**DATA UNDER STUDY**

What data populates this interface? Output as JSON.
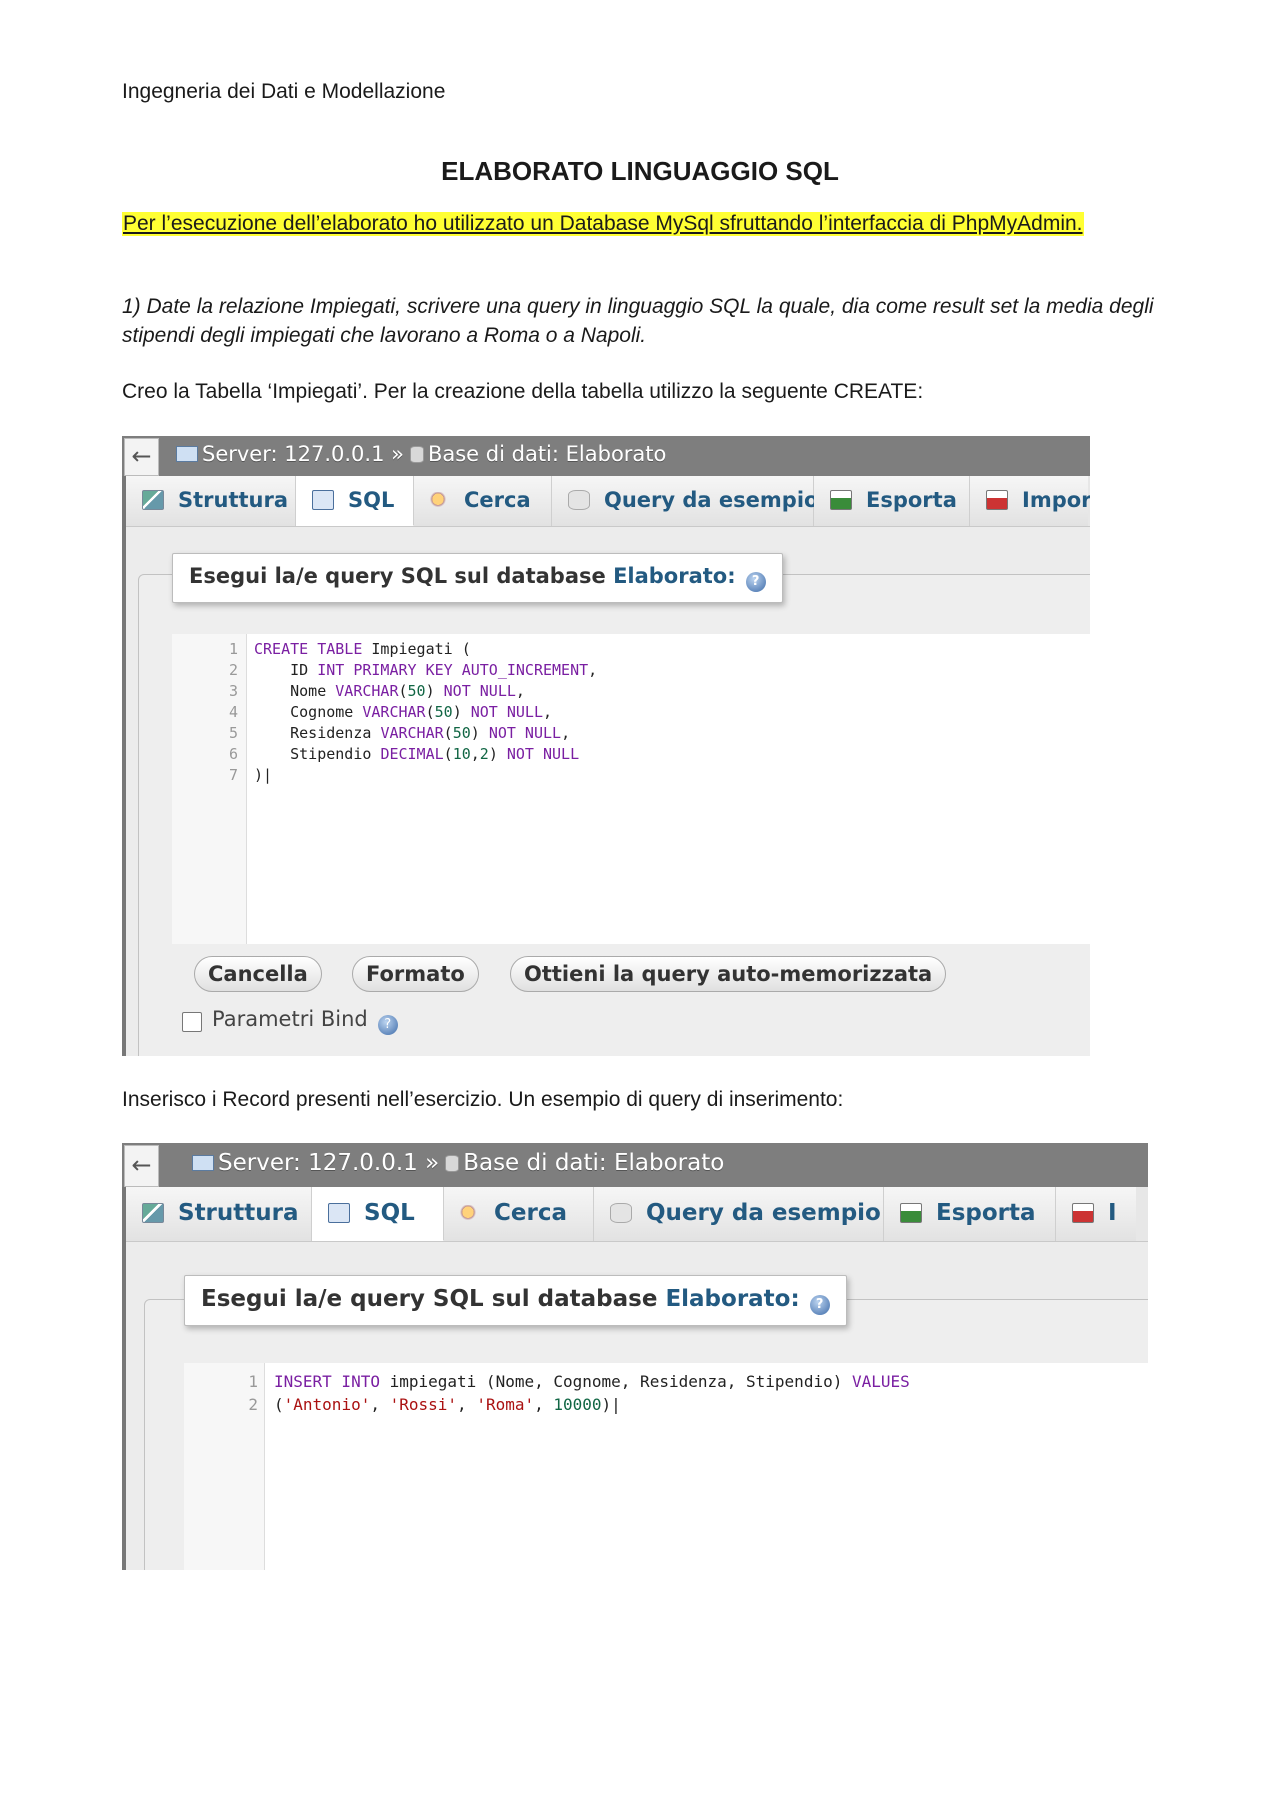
{
  "doc": {
    "header": "Ingegneria dei Dati e Modellazione",
    "title": "ELABORATO LINGUAGGIO SQL",
    "highlight": "Per l’esecuzione dell’elaborato ho utilizzato un Database MySql sfruttando l’interfaccia di PhpMyAdmin.",
    "question": "1)  Date la relazione Impiegati, scrivere una query in linguaggio SQL la quale, dia come result set la media degli stipendi degli impiegati che lavorano a Roma o a Napoli.",
    "para1": "Creo la Tabella ‘Impiegati’. Per la creazione della tabella utilizzo la seguente CREATE:",
    "para2": "Inserisco i Record presenti nell’esercizio. Un esempio di query di inserimento:"
  },
  "shot1": {
    "back": "←",
    "server": "Server: 127.0.0.1 »",
    "database": "Base di dati: Elaborato",
    "tabs": [
      "Struttura",
      "SQL",
      "Cerca",
      "Query da esempio",
      "Esporta",
      "Impor"
    ],
    "legend_text": "Esegui la/e query SQL sul database ",
    "legend_db": "Elaborato:",
    "help": "?",
    "code": [
      {
        "n": "1",
        "t": "CREATE TABLE Impiegati ("
      },
      {
        "n": "2",
        "t": "    ID INT PRIMARY KEY AUTO_INCREMENT,"
      },
      {
        "n": "3",
        "t": "    Nome VARCHAR(50) NOT NULL,"
      },
      {
        "n": "4",
        "t": "    Cognome VARCHAR(50) NOT NULL,"
      },
      {
        "n": "5",
        "t": "    Residenza VARCHAR(50) NOT NULL,"
      },
      {
        "n": "6",
        "t": "    Stipendio DECIMAL(10,2) NOT NULL"
      },
      {
        "n": "7",
        "t": ")"
      }
    ],
    "buttons": [
      "Cancella",
      "Formato",
      "Ottieni la query auto-memorizzata"
    ],
    "bind_label": "Parametri Bind"
  },
  "shot2": {
    "back": "←",
    "server": "Server: 127.0.0.1 »",
    "database": "Base di dati: Elaborato",
    "tabs": [
      "Struttura",
      "SQL",
      "Cerca",
      "Query da esempio",
      "Esporta",
      "I"
    ],
    "legend_text": "Esegui la/e query SQL sul database ",
    "legend_db": "Elaborato:",
    "help": "?",
    "code": [
      {
        "n": "1",
        "t": "INSERT INTO impiegati (Nome, Cognome, Residenza, Stipendio) VALUES"
      },
      {
        "n": "2",
        "t": "('Antonio', 'Rossi', 'Roma', 10000)"
      }
    ]
  }
}
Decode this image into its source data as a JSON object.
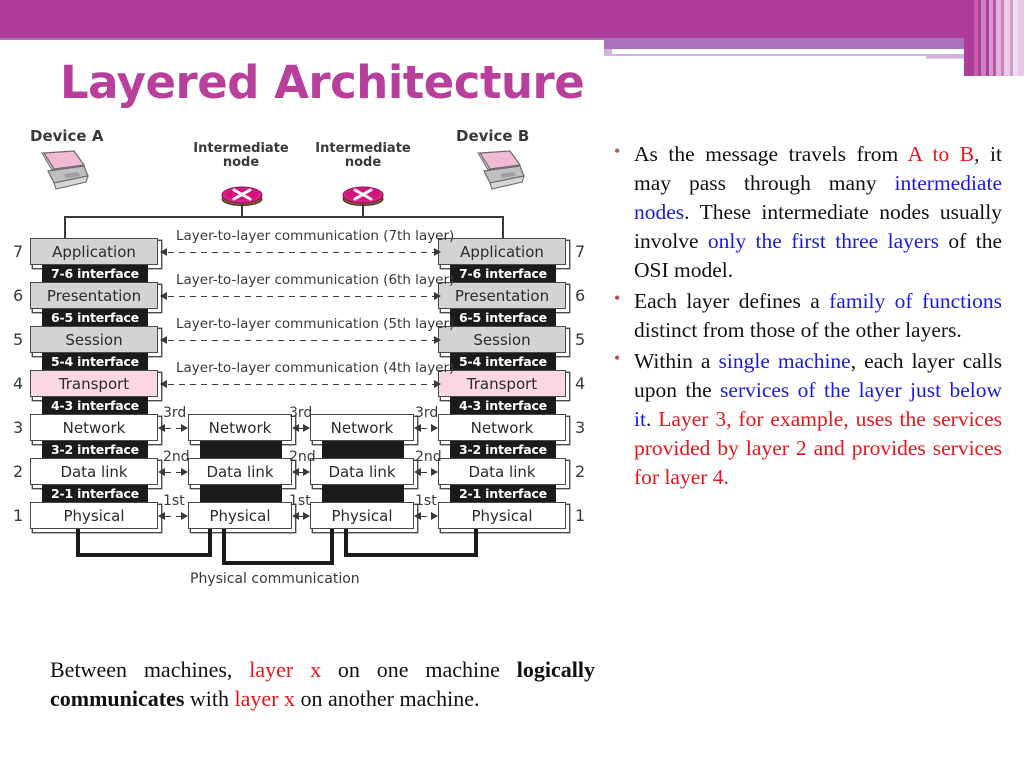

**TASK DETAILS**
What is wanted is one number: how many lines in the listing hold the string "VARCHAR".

**SOLVED EXERCISE**
3